Task prompt –
Determine how many lines in the records below include the word "name" and output that number alone.

Records for the exercise –
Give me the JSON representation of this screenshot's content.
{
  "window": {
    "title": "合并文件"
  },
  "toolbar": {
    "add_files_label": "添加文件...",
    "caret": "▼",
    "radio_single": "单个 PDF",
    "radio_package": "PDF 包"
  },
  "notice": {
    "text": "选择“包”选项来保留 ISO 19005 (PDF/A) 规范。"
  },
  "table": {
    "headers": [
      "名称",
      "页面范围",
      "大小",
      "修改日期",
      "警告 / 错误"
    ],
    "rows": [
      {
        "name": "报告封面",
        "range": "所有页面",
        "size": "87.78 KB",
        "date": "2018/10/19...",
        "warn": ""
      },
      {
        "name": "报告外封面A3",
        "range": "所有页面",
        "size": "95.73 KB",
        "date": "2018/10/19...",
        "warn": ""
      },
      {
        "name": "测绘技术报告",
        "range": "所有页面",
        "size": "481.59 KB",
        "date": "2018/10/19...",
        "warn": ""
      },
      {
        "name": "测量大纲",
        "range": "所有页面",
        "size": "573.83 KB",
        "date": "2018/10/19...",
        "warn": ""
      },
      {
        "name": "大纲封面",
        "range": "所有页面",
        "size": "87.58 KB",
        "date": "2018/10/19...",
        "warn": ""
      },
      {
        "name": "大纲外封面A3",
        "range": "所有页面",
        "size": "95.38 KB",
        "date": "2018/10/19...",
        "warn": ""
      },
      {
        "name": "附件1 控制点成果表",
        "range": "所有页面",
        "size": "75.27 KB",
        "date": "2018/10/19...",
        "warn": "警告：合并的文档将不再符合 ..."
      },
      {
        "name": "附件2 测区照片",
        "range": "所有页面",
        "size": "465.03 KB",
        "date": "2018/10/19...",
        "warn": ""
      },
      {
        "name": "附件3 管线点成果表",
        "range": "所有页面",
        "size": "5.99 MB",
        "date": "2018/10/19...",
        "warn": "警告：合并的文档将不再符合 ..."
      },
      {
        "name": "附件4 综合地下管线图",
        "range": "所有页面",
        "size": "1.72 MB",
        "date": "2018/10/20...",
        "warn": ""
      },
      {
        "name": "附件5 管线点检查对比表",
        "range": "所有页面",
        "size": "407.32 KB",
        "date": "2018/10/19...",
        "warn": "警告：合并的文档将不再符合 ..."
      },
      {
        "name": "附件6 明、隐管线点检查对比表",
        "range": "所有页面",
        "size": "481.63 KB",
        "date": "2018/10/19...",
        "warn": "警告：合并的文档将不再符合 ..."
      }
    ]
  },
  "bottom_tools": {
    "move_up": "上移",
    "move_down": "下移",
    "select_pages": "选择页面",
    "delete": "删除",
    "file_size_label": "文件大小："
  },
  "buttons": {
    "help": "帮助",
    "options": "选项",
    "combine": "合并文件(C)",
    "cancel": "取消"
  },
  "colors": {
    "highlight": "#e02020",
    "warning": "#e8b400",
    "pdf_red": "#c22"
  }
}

Exercise response –
12